◆ Task objective: Would you return every entry below without a single difference?

# # #

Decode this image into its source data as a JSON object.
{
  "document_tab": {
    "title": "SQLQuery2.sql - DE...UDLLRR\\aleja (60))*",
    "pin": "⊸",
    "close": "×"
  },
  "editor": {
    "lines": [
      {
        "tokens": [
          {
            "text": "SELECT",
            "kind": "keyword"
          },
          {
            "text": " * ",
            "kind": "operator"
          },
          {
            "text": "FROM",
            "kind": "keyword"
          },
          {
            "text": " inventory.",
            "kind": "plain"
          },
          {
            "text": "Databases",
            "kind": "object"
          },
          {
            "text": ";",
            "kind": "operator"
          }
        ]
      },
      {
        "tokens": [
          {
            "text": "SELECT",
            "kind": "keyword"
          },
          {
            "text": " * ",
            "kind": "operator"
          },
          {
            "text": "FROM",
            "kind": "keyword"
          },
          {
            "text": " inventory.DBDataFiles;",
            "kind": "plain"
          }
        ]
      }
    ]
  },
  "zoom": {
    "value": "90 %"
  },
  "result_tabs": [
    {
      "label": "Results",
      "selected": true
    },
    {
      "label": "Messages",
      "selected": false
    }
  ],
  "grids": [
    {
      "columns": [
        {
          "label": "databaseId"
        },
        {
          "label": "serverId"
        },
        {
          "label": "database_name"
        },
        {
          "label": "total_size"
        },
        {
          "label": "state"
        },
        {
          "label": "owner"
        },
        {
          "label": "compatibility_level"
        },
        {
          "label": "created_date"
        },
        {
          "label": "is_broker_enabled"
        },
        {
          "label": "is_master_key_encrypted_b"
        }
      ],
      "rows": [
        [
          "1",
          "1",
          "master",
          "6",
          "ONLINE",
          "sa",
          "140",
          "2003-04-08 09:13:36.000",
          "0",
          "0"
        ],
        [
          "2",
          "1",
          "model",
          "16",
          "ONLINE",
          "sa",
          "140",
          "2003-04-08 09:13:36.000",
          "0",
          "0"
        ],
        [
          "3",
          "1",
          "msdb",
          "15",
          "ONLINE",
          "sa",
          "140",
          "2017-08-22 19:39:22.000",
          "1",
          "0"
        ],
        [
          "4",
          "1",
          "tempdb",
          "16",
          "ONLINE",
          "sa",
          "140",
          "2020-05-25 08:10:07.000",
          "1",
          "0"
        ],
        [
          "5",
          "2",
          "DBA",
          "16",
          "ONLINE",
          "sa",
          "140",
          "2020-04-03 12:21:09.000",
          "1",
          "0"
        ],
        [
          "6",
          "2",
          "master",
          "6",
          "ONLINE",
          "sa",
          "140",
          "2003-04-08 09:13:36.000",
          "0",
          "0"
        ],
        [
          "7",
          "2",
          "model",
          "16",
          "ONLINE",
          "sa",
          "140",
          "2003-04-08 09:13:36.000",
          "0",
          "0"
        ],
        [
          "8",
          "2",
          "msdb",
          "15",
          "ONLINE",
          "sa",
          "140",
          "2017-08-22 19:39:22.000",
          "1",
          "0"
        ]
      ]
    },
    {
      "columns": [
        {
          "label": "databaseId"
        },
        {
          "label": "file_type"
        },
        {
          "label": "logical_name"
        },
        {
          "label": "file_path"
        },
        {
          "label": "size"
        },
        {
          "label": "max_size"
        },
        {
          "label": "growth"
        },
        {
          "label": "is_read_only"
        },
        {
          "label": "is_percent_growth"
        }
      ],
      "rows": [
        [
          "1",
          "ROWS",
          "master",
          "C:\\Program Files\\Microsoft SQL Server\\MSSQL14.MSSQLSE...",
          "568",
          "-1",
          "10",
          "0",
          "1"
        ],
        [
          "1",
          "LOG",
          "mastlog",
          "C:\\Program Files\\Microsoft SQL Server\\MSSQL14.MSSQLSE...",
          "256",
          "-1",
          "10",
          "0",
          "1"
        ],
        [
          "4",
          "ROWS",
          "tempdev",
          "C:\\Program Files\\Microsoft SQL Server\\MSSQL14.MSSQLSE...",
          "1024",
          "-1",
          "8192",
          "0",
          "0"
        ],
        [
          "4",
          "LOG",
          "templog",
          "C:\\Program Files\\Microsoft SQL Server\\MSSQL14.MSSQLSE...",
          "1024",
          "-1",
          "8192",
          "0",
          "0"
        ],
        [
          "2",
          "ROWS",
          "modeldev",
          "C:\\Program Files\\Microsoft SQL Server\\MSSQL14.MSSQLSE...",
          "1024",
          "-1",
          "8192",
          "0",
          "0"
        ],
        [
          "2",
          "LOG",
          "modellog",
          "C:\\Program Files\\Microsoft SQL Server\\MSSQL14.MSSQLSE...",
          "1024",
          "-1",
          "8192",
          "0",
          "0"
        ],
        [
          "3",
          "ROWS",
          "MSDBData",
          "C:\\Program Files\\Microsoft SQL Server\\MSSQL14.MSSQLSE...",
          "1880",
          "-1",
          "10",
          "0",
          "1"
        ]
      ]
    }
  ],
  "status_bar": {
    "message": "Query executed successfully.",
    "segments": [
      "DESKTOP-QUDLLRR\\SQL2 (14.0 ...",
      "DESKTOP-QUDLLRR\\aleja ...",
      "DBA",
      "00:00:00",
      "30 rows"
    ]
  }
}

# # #

◆ Output below:
Decode this image into its source data as a JSON object.
{
  "document_tab": {
    "title": "SQLQuery2.sql - DE...UDLLRR\\aleja (60))*",
    "pin": "⊸",
    "close": "×"
  },
  "editor": {
    "lines": [
      {
        "tokens": [
          {
            "text": "SELECT",
            "kind": "keyword"
          },
          {
            "text": " * ",
            "kind": "operator"
          },
          {
            "text": "FROM",
            "kind": "keyword"
          },
          {
            "text": " inventory.",
            "kind": "plain"
          },
          {
            "text": "Databases",
            "kind": "object"
          },
          {
            "text": ";",
            "kind": "operator"
          }
        ]
      },
      {
        "tokens": [
          {
            "text": "SELECT",
            "kind": "keyword"
          },
          {
            "text": " * ",
            "kind": "operator"
          },
          {
            "text": "FROM",
            "kind": "keyword"
          },
          {
            "text": " inventory.DBDataFiles;",
            "kind": "plain"
          }
        ]
      }
    ]
  },
  "zoom": {
    "value": "90 %"
  },
  "result_tabs": [
    {
      "label": "Results",
      "selected": true
    },
    {
      "label": "Messages",
      "selected": false
    }
  ],
  "grids": [
    {
      "columns": [
        {
          "label": "databaseId"
        },
        {
          "label": "serverId"
        },
        {
          "label": "database_name"
        },
        {
          "label": "total_size"
        },
        {
          "label": "state"
        },
        {
          "label": "owner"
        },
        {
          "label": "compatibility_level"
        },
        {
          "label": "created_date"
        },
        {
          "label": "is_broker_enabled"
        },
        {
          "label": "is_master_key_encrypted_b"
        }
      ],
      "rows": [
        [
          "1",
          "1",
          "master",
          "6",
          "ONLINE",
          "sa",
          "140",
          "2003-04-08 09:13:36.000",
          "0",
          "0"
        ],
        [
          "2",
          "1",
          "model",
          "16",
          "ONLINE",
          "sa",
          "140",
          "2003-04-08 09:13:36.000",
          "0",
          "0"
        ],
        [
          "3",
          "1",
          "msdb",
          "15",
          "ONLINE",
          "sa",
          "140",
          "2017-08-22 19:39:22.000",
          "1",
          "0"
        ],
        [
          "4",
          "1",
          "tempdb",
          "16",
          "ONLINE",
          "sa",
          "140",
          "2020-05-25 08:10:07.000",
          "1",
          "0"
        ],
        [
          "5",
          "2",
          "DBA",
          "16",
          "ONLINE",
          "sa",
          "140",
          "2020-04-03 12:21:09.000",
          "1",
          "0"
        ],
        [
          "6",
          "2",
          "master",
          "6",
          "ONLINE",
          "sa",
          "140",
          "2003-04-08 09:13:36.000",
          "0",
          "0"
        ],
        [
          "7",
          "2",
          "model",
          "16",
          "ONLINE",
          "sa",
          "140",
          "2003-04-08 09:13:36.000",
          "0",
          "0"
        ],
        [
          "8",
          "2",
          "msdb",
          "15",
          "ONLINE",
          "sa",
          "140",
          "2017-08-22 19:39:22.000",
          "1",
          "0"
        ]
      ]
    },
    {
      "columns": [
        {
          "label": "databaseId"
        },
        {
          "label": "file_type"
        },
        {
          "label": "logical_name"
        },
        {
          "label": "file_path"
        },
        {
          "label": "size"
        },
        {
          "label": "max_size"
        },
        {
          "label": "growth"
        },
        {
          "label": "is_read_only"
        },
        {
          "label": "is_percent_growth"
        }
      ],
      "rows": [
        [
          "1",
          "ROWS",
          "master",
          "C:\\Program Files\\Microsoft SQL Server\\MSSQL14.MSSQLSE...",
          "568",
          "-1",
          "10",
          "0",
          "1"
        ],
        [
          "1",
          "LOG",
          "mastlog",
          "C:\\Program Files\\Microsoft SQL Server\\MSSQL14.MSSQLSE...",
          "256",
          "-1",
          "10",
          "0",
          "1"
        ],
        [
          "4",
          "ROWS",
          "tempdev",
          "C:\\Program Files\\Microsoft SQL Server\\MSSQL14.MSSQLSE...",
          "1024",
          "-1",
          "8192",
          "0",
          "0"
        ],
        [
          "4",
          "LOG",
          "templog",
          "C:\\Program Files\\Microsoft SQL Server\\MSSQL14.MSSQLSE...",
          "1024",
          "-1",
          "8192",
          "0",
          "0"
        ],
        [
          "2",
          "ROWS",
          "modeldev",
          "C:\\Program Files\\Microsoft SQL Server\\MSSQL14.MSSQLSE...",
          "1024",
          "-1",
          "8192",
          "0",
          "0"
        ],
        [
          "2",
          "LOG",
          "modellog",
          "C:\\Program Files\\Microsoft SQL Server\\MSSQL14.MSSQLSE...",
          "1024",
          "-1",
          "8192",
          "0",
          "0"
        ],
        [
          "3",
          "ROWS",
          "MSDBData",
          "C:\\Program Files\\Microsoft SQL Server\\MSSQL14.MSSQLSE...",
          "1880",
          "-1",
          "10",
          "0",
          "1"
        ]
      ]
    }
  ],
  "status_bar": {
    "message": "Query executed successfully.",
    "segments": [
      "DESKTOP-QUDLLRR\\SQL2 (14.0 ...",
      "DESKTOP-QUDLLRR\\aleja ...",
      "DBA",
      "00:00:00",
      "30 rows"
    ]
  }
}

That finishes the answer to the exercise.